Seth Wenig
AP Photo

An appeals court has affirmed that a pair of early education ballot measures will appear on the ballot not as two yes-or-no votes, but as a multiple-choice question.

The ruling upholds an earlier decision, which established that Seattle voters who support expanding preschool can’t vote “yes” on both the measures before them in November. Instead, they’ll have to pick which one they like best.

It’s a victory for the city, which has proposed a small preschool program as a step toward universal pre-K. That plan will now go head-to-head with a union-backed measure to create a training institute for educators and hike their pay.

The latter campaign, Yes for Early Success, argued the two measures shouldn’t have to compete.

“We don’t want to put down city halls attempt to establish some kind of pre-K here in the city of Seattle. Unfortunately that’s just what they’ve forced us to do,” said Heather Weiner, a spokeswoman for Yes for Early Success, the union-supported measure.

A statement from the Quality Seattle Preschool campaign called the ruling a “win for voters,” because the people will be able to choose which of the two “incompatible plans” they prefer.

Heather Weiner said she’s unsure whether her camp will ask for an emergency appeal from the Supreme Court. The deadline for submitting ballot language is this Friday.

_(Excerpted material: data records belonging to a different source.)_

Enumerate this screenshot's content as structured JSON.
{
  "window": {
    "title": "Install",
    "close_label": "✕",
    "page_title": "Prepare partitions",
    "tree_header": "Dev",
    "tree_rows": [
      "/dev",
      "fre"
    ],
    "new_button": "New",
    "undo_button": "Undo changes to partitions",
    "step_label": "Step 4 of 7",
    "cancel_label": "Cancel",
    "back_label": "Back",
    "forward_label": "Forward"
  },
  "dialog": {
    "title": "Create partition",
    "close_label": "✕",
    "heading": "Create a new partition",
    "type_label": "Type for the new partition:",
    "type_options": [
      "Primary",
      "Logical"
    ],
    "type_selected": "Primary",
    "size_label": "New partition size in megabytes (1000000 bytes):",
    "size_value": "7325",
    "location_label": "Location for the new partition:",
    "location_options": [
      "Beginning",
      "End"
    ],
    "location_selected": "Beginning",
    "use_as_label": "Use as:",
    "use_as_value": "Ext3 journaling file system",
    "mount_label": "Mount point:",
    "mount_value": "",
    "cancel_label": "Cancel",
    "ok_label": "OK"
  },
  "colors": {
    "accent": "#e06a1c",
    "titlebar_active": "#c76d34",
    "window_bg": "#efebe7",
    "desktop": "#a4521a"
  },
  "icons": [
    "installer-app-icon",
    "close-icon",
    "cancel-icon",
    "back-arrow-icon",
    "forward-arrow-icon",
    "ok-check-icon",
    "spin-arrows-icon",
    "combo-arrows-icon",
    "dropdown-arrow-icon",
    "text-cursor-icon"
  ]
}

Gabriel Spitzer is a former KNKX reporter, producer and host who covered science and health and worked on the show Sound Effect.